Smoking

Do not smoke for at least two (2) weeks after surgery, as smoking dramatically increases the risk of bone graft and sinus augmentation failure.

Nausea & Vomiting

Nausea may occur after surgery, and is sometimes caused by stronger pain medications. Nausea may be reduced by preceding each tablet with a small amount of food, then taking the tablet with a large volume of water. In the event of nausea and/or vomiting following surgery, do not take anything by mouth for at least an hour, including the prescribed medicine. You should then sip on tea or ginger ale (after stirring out carbonation). You should sip slowly over a 15-minute period. If you are not on Coumadin/warfarin, you may also try Alka-Seltzer or Pepto Bismol. When the nausea subsides, you can begin taking solid foods and the prescribed medicine. If nausea persists for more than four (4) hours, call the office.

Sutures

Sutures may be placed in the area of surgery to minimize post-operative bleeding and to help healing. Sometimes they become dislodged. This is no cause for alarm. Just remove the suture from your mouth and discard it. In most cases, sutures will dissolve unnoticed within a week. Occasionally, sutures require removal after one week. The removal of sutures is a quick procedure that requires no anesthesia or needles and is usually associated with minimal to no discomfort.

Activity

Keep physical activities to a minimum immediately following surgery. If you exercise, throbbing or bleeding may occur. If this occurs, you should discontinue exercising. Be aware that your normal nourishment intake my be reduced. Exercise may weaken you. If you get light-headed, stop exercising.

Wearing Your Prosthesis or Nightguard

Partial dentures, flippers, or full dentures should not be used immediately after surgery until your post-operative appointment unless specifically instructed otherwise. Please contact the office if there is any question. If you have a temporary “flipper” to wear do not place it until the numbness in the area is gone. When it is placed it should not touch the gums in the area of the surgery. If it does, this can cause ulceration of the wound edges and breakdown of the suture margins. This can lead to loss of the graft. If you have questions about the fit of your flipper, partial or complete denture, do not wear it until your general dentist or our office can see you.

Post-Operative Problems or Complications

As with any procedure, unexpected post-operative healing can occur. If you notice the unexpected flow of air or liquids between your mouth and nose, please let us know.
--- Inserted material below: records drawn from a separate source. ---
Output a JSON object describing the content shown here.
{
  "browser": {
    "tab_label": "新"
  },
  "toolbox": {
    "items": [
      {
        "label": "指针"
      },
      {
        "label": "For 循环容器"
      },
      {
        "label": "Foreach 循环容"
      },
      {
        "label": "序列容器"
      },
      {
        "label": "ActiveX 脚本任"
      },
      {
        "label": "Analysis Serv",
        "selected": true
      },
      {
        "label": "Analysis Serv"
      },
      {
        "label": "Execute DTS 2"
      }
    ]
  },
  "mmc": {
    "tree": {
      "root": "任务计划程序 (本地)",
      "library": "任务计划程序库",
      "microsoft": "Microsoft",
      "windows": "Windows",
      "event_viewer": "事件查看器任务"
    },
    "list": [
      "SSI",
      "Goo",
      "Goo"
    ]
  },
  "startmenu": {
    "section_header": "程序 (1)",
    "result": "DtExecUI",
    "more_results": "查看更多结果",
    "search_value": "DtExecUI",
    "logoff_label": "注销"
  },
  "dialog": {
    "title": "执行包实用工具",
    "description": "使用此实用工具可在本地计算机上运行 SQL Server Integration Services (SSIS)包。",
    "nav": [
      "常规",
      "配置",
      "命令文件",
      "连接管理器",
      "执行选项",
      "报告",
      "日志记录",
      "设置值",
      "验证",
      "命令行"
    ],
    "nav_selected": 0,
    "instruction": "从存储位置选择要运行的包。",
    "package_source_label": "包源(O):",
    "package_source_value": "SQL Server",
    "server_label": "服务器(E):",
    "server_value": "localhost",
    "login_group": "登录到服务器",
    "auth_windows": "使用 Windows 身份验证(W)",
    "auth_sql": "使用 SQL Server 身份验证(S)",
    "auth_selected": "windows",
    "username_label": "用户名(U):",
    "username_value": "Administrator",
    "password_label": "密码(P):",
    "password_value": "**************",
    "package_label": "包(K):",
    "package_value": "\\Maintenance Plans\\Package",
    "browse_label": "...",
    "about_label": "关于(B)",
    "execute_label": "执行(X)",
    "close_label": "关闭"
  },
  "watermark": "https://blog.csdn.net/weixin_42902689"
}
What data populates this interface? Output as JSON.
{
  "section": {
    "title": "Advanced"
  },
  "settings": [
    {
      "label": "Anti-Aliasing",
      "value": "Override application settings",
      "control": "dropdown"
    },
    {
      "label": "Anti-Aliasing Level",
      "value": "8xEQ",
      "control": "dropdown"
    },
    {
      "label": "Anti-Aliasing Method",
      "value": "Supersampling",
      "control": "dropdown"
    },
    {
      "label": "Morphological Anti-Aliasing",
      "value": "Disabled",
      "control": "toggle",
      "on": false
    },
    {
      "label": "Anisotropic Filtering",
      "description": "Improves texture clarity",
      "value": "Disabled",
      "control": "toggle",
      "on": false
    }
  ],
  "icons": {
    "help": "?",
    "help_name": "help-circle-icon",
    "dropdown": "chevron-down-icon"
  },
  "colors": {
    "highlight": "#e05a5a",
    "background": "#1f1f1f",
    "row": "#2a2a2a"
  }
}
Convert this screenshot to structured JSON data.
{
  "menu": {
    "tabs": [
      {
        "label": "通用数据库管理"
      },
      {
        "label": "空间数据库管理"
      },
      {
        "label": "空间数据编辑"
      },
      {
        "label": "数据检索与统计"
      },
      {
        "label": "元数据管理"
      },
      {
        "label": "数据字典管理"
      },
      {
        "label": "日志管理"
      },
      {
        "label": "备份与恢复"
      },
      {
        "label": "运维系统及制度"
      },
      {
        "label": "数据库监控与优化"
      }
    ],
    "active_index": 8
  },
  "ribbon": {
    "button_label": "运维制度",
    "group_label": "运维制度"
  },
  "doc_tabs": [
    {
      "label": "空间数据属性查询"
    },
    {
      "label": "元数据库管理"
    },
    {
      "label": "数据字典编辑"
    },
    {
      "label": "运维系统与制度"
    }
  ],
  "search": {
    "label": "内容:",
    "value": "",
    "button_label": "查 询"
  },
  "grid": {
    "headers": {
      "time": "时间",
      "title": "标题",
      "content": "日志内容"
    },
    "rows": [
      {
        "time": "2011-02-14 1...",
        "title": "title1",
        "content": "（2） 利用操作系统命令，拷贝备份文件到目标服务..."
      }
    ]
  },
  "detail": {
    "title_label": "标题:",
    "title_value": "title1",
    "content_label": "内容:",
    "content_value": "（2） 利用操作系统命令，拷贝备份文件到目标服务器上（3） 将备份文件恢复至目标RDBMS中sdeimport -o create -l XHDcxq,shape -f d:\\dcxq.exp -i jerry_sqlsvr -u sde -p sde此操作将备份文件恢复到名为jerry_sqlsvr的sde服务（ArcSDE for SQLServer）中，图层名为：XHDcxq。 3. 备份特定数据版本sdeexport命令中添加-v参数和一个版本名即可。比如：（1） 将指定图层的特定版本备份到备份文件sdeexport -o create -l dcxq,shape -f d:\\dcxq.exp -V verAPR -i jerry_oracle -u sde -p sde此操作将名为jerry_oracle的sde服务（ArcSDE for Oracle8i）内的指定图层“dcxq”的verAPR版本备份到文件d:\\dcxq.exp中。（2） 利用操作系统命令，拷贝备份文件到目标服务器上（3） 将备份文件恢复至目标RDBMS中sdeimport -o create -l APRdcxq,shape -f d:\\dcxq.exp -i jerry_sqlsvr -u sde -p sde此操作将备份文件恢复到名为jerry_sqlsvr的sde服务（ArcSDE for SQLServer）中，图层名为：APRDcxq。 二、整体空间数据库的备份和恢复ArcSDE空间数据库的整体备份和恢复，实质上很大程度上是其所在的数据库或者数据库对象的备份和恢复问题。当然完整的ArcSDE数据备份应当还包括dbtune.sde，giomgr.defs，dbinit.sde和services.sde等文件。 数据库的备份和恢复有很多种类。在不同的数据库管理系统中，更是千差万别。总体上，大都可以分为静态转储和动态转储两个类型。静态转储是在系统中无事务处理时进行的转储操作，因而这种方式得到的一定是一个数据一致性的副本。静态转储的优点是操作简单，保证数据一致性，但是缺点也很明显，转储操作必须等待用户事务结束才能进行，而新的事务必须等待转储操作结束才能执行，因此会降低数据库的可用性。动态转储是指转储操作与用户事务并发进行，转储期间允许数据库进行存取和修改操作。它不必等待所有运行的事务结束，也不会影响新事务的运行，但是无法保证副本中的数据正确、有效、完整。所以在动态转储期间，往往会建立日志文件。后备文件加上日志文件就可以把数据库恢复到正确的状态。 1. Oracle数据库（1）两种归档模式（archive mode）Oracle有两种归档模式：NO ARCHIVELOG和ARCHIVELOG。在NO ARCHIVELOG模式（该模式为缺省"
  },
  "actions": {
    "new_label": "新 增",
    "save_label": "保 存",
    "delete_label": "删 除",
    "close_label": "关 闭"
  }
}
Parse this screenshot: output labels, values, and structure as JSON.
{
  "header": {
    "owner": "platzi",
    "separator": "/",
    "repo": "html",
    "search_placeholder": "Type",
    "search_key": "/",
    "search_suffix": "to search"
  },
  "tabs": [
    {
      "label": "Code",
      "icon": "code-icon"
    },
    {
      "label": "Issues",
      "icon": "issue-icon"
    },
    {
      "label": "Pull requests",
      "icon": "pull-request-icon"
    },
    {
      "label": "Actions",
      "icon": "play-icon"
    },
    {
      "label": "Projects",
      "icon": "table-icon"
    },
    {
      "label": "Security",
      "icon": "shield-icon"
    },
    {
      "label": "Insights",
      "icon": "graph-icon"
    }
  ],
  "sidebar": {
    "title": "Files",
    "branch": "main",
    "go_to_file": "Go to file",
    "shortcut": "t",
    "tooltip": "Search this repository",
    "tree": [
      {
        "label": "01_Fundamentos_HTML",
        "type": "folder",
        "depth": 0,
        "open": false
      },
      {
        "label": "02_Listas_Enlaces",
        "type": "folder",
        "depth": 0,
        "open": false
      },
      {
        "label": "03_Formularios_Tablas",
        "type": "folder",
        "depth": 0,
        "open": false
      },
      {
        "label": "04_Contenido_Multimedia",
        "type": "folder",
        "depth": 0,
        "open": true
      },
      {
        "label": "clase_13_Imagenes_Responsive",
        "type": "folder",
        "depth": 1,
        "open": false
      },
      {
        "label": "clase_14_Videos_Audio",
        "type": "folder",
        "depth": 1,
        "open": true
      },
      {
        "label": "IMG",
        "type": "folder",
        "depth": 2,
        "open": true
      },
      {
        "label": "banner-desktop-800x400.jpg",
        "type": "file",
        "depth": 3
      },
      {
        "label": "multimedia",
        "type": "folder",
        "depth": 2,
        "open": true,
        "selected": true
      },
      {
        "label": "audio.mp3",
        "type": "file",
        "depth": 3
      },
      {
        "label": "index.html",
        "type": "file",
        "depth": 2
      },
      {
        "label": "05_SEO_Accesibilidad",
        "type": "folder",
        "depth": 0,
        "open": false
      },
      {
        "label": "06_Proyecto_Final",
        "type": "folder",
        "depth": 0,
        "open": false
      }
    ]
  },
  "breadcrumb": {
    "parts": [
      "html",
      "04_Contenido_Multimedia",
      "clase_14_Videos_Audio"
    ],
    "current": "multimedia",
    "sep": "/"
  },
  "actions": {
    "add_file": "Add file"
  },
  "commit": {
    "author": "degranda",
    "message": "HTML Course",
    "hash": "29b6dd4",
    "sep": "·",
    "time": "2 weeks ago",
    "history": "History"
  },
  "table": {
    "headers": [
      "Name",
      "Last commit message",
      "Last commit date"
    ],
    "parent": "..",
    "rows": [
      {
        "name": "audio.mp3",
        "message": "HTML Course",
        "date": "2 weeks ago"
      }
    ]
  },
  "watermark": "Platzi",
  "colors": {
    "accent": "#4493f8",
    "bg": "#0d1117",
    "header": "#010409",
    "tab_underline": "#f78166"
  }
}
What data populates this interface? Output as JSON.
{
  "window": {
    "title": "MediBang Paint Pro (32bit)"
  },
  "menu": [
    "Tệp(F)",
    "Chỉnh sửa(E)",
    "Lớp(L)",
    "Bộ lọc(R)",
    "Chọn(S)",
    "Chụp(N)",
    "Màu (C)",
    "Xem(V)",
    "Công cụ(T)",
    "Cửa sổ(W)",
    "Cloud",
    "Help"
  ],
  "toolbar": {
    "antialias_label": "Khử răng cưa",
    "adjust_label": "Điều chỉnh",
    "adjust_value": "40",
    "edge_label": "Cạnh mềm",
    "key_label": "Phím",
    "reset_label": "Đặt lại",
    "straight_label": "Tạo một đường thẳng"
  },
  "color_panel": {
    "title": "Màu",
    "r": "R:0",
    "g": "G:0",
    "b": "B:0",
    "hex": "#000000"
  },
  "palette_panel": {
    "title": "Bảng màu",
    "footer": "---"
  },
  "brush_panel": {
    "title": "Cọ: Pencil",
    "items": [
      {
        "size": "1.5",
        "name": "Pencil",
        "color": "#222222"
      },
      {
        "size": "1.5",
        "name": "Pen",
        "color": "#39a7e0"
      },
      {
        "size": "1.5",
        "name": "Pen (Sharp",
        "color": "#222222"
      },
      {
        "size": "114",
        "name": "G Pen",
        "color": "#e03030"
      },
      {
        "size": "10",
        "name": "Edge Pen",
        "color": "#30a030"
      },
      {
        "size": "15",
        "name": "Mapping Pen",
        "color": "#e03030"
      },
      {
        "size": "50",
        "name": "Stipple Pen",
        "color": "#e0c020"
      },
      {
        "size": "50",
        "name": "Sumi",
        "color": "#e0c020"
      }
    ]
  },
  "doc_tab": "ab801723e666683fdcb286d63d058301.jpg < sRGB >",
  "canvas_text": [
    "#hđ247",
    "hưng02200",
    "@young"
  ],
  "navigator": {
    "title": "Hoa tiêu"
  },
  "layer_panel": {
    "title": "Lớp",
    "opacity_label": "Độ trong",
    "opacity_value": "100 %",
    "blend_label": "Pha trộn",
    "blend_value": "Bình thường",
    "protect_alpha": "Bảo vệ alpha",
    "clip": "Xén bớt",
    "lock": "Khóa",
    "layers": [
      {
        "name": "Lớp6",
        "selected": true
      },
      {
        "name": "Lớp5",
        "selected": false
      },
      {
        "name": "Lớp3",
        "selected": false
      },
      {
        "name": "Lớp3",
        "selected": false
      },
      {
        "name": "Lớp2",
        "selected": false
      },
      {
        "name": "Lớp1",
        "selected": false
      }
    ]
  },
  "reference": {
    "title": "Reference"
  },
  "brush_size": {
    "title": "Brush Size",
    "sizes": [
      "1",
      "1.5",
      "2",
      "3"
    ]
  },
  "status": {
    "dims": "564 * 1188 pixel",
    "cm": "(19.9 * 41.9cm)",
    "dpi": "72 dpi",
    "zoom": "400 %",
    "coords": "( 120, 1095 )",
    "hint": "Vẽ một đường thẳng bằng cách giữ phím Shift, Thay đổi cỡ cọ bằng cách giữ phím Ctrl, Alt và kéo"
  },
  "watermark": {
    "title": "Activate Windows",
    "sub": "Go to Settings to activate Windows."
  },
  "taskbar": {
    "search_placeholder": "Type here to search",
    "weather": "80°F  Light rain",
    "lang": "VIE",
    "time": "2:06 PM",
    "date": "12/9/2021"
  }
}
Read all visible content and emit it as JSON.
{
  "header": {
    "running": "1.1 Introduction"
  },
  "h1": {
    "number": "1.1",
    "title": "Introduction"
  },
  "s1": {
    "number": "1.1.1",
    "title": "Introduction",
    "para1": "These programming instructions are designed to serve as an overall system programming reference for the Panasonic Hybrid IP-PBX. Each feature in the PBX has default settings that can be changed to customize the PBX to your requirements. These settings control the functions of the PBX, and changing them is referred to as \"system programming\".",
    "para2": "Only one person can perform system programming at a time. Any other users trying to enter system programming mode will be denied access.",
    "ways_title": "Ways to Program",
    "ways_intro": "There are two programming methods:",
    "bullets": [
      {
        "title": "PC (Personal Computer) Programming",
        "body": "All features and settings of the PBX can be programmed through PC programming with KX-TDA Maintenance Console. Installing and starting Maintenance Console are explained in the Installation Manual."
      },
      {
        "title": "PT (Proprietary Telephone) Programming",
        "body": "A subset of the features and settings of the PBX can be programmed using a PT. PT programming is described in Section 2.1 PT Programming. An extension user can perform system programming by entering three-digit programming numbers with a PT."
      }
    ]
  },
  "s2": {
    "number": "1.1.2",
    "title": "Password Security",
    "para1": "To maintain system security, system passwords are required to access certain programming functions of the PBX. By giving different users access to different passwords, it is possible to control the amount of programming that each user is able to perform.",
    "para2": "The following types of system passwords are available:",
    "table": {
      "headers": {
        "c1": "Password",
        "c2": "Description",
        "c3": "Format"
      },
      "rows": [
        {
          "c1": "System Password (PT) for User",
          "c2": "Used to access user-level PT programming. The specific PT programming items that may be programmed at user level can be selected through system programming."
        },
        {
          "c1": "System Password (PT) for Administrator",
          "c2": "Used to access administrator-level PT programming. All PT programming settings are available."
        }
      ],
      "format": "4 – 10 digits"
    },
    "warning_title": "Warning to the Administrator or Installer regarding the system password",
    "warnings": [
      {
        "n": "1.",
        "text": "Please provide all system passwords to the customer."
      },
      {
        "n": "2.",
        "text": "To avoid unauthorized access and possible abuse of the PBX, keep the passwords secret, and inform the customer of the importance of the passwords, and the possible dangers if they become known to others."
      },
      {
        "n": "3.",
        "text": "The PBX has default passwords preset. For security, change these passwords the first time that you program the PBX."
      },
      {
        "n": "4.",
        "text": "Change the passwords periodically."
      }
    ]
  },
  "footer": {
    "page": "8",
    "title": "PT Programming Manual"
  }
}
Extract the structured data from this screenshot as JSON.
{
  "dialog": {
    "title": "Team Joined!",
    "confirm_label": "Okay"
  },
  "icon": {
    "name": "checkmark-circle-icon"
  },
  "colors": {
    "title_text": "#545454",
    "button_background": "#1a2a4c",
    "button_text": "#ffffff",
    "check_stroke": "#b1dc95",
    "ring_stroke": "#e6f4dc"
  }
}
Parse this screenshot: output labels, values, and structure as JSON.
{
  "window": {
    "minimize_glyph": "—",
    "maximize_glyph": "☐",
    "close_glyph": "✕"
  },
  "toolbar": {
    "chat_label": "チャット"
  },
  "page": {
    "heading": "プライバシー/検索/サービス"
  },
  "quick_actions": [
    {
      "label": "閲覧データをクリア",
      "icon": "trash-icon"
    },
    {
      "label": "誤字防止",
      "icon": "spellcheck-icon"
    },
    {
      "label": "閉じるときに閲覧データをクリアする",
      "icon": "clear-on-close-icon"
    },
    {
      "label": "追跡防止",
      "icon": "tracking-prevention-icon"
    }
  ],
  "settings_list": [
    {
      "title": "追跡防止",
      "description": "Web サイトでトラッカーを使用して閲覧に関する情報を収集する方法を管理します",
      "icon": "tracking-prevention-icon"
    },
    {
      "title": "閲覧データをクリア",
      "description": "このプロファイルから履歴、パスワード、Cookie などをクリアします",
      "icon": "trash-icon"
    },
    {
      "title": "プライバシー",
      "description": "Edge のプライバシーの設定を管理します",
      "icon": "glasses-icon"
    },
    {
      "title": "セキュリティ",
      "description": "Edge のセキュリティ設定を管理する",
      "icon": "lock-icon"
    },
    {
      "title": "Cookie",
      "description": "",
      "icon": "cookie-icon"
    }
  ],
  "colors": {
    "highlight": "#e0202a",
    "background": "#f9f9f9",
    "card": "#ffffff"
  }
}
  • If you are aware of several small particles of graft material being discharged from your nose, let us know as well.
  • If you experience sinus or nasal congestion on the side on which your surgery was performed, let us know.
  • If there is an increase in swelling in your mouth, cheek or under your eye after 3 days, let us know.
  • A slight elevation of temperature immediately following surgery is not uncommon. Tylenol my be taken to reduce the fever. If a temperature of 101 degrees Fahrenheit persists for longer than a day after surgery, let us know
  • You should be careful going from the lying-down position to standing. Since you may not have been able to eat or drink prior to surgery, and it may be difficult to take fluids after surgery, your body may be low on fluid. Because of this, you could get light-headed if you stand up suddenly. Taking pain medications can also make you dizzy. Before standing up, you should slit for one minuted and then get up slowly.
  • If the corners of your mouth are stretched, they may dry out and crack. Your lips should be kept moist with lip balm or Vaseline.

Finally

Your case is individual. No two mouths are alike. Do not accept well-intended advice from friends. Discuss your problem with the people best-able to effectively help you: Dr. Burns or your general dentist.

It is our desire that your recovery be as smooth and pleasant as possible. Following these instructions will assist you, but if you have questions about your progress, please call the office. Please try to call during office hours to obtain a quicker result. A 24-hour answering service is available if necessary. The after-hours telephone numbers are 317-823-4260 or 866-823-4260.